Exercise inputs START
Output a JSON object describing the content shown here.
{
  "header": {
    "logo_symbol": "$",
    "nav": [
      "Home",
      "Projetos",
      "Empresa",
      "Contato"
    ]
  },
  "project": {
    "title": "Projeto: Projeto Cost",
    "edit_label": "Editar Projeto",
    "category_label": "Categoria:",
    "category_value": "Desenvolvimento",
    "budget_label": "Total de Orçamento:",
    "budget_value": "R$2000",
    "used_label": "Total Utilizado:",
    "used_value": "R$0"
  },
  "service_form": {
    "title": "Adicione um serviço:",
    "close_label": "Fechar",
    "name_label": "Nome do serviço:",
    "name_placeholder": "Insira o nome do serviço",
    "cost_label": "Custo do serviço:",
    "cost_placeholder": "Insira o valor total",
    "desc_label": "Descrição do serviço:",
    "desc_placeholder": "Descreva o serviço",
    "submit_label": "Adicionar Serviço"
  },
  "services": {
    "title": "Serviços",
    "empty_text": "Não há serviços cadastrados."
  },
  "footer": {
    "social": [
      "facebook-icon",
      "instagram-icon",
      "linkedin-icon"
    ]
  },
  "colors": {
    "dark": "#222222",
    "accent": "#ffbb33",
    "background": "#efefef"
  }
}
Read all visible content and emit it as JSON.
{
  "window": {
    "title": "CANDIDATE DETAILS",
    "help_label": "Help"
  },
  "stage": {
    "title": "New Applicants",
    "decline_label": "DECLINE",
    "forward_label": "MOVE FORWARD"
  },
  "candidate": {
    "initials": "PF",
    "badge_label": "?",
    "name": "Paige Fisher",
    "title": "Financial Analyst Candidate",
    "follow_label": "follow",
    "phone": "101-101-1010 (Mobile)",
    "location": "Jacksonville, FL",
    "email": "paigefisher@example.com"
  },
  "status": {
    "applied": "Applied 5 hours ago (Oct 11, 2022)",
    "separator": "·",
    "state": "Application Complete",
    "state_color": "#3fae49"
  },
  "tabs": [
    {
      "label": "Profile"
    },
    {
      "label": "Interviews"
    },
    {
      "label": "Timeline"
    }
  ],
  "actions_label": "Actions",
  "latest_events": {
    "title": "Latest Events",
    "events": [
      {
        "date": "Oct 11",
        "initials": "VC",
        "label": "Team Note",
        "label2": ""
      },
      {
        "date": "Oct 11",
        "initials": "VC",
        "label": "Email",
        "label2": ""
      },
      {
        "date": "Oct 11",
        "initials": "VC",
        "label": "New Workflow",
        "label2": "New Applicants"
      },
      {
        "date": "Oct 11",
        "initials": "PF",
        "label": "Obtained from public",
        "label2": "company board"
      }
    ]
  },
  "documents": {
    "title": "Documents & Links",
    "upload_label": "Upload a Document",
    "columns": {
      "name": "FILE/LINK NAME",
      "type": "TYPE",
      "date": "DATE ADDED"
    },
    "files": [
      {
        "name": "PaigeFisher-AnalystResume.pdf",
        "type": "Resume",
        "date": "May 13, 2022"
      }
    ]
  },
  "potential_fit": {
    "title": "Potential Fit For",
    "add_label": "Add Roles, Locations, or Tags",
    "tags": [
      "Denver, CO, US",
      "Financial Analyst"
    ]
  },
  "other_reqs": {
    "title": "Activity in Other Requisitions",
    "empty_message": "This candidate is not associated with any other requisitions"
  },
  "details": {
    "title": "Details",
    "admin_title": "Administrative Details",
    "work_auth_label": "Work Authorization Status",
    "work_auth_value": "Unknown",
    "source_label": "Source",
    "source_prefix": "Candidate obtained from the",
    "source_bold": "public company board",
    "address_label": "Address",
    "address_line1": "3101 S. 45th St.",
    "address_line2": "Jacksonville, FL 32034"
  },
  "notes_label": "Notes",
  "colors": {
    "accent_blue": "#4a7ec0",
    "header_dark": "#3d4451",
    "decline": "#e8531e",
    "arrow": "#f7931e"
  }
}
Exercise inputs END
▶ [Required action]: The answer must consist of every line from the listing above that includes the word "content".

▶ [Exercise solution]:
Output a JSON object describing the content shown here.
Read all visible content and emit it as JSON.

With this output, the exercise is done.